Although the state has attempted to portray him as dangerous, Sen is following in the footsteps of generations of social physicians. Like Virchow in an earlier century, others in more recent years, and charters of health movements,9 he focuses on the social, economic, and political roots of ill health. Recent prescriptions from the World Health Organization on primary healthcare and the social determinants of health have strengthened action towards equity, rights, and social determinants of health, just the areas that Sen focused on.10 11
This misconceived and vindictive application of state power requires international action. Professional societies in India have an opportunity to reflect on the larger social and political role of doctors and to express their support for Sen. Supporters in other countries could urge their government to apply diplomatic pressure towards justice for Sen and call for a review of Indian laws on sedition, which have lent themselves to such abuse.

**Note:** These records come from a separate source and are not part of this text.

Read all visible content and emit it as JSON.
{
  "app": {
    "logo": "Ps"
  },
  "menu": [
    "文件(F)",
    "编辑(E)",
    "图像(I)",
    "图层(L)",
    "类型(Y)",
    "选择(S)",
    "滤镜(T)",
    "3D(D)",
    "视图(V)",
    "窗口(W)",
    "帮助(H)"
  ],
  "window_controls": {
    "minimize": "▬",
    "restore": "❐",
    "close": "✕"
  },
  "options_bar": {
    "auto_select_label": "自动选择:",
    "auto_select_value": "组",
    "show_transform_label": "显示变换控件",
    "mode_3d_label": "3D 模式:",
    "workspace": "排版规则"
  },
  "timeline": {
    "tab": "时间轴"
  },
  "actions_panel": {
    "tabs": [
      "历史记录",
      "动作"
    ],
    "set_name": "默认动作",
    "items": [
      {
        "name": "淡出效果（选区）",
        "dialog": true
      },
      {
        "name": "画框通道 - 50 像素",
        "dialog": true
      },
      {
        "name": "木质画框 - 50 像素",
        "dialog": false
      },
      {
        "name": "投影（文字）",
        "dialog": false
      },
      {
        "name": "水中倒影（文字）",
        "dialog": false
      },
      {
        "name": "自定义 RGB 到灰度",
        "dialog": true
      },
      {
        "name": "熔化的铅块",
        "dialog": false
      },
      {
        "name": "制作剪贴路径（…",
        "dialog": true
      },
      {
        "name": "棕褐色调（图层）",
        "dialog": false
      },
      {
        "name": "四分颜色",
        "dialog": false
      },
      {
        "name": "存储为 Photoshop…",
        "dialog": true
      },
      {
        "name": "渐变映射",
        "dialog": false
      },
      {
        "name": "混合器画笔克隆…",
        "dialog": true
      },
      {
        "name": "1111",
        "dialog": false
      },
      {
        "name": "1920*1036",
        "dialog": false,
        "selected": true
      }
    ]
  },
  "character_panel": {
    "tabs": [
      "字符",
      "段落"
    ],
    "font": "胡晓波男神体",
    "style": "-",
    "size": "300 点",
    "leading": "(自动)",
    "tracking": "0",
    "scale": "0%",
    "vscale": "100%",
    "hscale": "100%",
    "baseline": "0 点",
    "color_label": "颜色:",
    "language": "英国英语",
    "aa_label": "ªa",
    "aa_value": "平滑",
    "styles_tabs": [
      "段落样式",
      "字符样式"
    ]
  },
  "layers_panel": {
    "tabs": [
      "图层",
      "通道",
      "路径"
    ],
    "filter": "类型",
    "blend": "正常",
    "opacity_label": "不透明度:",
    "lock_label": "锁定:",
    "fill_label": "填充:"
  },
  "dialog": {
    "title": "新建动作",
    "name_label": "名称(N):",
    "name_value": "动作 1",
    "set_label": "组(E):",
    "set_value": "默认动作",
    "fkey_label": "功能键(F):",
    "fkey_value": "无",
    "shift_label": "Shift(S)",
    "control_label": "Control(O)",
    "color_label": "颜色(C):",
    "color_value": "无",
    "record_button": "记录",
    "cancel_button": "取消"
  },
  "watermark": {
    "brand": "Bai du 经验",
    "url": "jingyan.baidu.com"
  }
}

In today’s economically driven society, commerce drives international relations. Foreign direct investment in India is often in mining industries in states such as Chattisgarh, which have rich natural resources. Ultimately, such investment comes from shareholders. Better awareness of how shareholders’ money may drive state policies to the detriment of the disadvantaged could redirect investment towards more ethical and equitable projects, especially where funds belong to charitable or philanthropic institutions.

Finally the implications for those who are tackling the social determinants of health must be considered, and we need to enhance our collective voice against all instances where doctors and health workers are targeted by ruling elites and vested interests.

It is ironic that one of Sen’s last public appearances before his incarceration was at the release of a book that was a critique of current medical practice and new paradigms of action.12 Notably, in an expeditious response, the joint Committee on Human Rights of the US National Academy of Sciences, National Academy of Engineering, and Institute of Medicine has expressed its reservations about the conviction of Sen and its hope for his “full exoneration” (personal communication from the chairperson of the committee, 2011).

P Zachariah, Retired professor of physiology,
Ravi Narayan, Community health adviser, ([email protected])
Rakhal Gaitonde, National co-convenor,
Sara Bhattacharji, Professor,
Anand Zachariah, Professor of medicine,
Thelma Narayan, Coordinator